How unexpected opportunities can inform practice – As a part of some of my coursework I have had the opportunity to read some interesting educational research. I thought it might be helpful to share a brief overview of some of the articles that I’ve reviewed. This is the first post in a series that I was planning to share. Please feel free to contact me at hstafford@middlebury.edu if you’d like to discuss further.

11 University and Library Groups Release Net-Neutrality Principles – The nation’s colleges and libraries have a message for the Federal Communications Commission: Don’t mess with net neutrality.

“At the beginning of the term” – a poem

Another poem from Gary Margolis, this one about higher education:

At the beginning of the term
     for students and teachers lying down

I used to hand out the syllabus,
its outline of books and assignments,
its expected exams.

Answered the first questions.
How long should a short paper be?
Do we have to use quotes for everything?

Does speaking in class count
toward our final grade?
I went around the room

pronouncing their names,
asking each one to say
a few words of what drew them

to this course, what they hoped
to learn and wanted to take home
at the end of the day. A phrase I said

they couldn’t write, by the way.
We’ve all heard it so often it makes
a cliché of the news, when a summary is

trying to be made. I think of today,
watching again students being interviewed,
saying they heard shots in the next room.

They locked themselves in. Later,
in shock, one said he didn’t know how
he would get his work done, hand in

his due paper. Until he realized
what he was saying for the wounded
and dead. What, I’m afraid,

my college has instructed me to note
first, at the beginning of the term
and now every day. The locks

on the windows and doors.
How a book can be used
to shield our hearts.

Friday links – June 6, 2014

HighWire Press moves away from the Stanford University Library and becomes HighWire Press, Inc. (HighWire Press sells their online journal platform as a product to journal publishers, including many academic societies in STEM fields, as well as major publishers such as Oxford University Press.

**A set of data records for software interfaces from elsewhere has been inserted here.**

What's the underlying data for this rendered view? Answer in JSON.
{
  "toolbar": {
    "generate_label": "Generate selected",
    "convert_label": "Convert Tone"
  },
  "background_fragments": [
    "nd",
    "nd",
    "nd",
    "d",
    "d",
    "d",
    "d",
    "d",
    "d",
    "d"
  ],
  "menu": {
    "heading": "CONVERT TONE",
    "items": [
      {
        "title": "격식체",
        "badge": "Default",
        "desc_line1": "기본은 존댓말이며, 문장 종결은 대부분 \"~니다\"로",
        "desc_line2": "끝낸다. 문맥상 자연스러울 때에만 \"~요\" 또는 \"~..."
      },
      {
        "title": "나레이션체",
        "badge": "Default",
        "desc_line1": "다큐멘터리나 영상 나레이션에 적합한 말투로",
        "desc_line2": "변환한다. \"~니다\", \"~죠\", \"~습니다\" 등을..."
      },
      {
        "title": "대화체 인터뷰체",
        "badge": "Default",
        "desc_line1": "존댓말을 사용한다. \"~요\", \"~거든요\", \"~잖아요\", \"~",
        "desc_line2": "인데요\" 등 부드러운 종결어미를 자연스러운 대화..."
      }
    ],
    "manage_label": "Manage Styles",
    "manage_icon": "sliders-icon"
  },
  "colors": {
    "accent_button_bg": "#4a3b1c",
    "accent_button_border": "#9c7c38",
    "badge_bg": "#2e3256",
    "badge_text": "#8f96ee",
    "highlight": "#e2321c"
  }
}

Here is a list of their clients.)

While this is by no means the first technology transfer out of a university to an independent company, …, the transition of HighWire Press from an initiative of the library to a new corporate identity is one worth taking note of in our community.

If nothing else, it will be interesting to see how this move to for-profit corporate status will impact journal pricing in the near and long-term future.

Using Video Annotation Tools to Teach Film AnalysisSocialBook, a project from The Institute for the Future of the Book, has primarily been used as a tool for allowing groups to comment on books, whether on the book in general or at the level of individual paragraphs. The new video annotation tool works similarly, allowing users to comment either on the film in general or on individual shots. Students can enroll for SocialBook using their Twitter or Facebook login information or by creating a new account.

Leap Motion’s Gesture Control Finds Niche Uses In Medicine, Art and Augmented Reality – Though Leap’s early inspiration was to make 3D modeling more intuitive, comparisons to gesture-controlled sci-fi holographic displays led some to surmise the Leap controller could be an heir apparent to the touch screen and mouse.

Summer workshop at the Center for Cartoon Studies in White River Junction:
APPLIED CARTOONING: AN EDUCATOR’S SYMPOSIUM
“…Through lectures, workshops, and panel discussions this symposium will explore the many ways that educators and librarians can use cartooning to enrich any school or organization’s programming and curriculum.”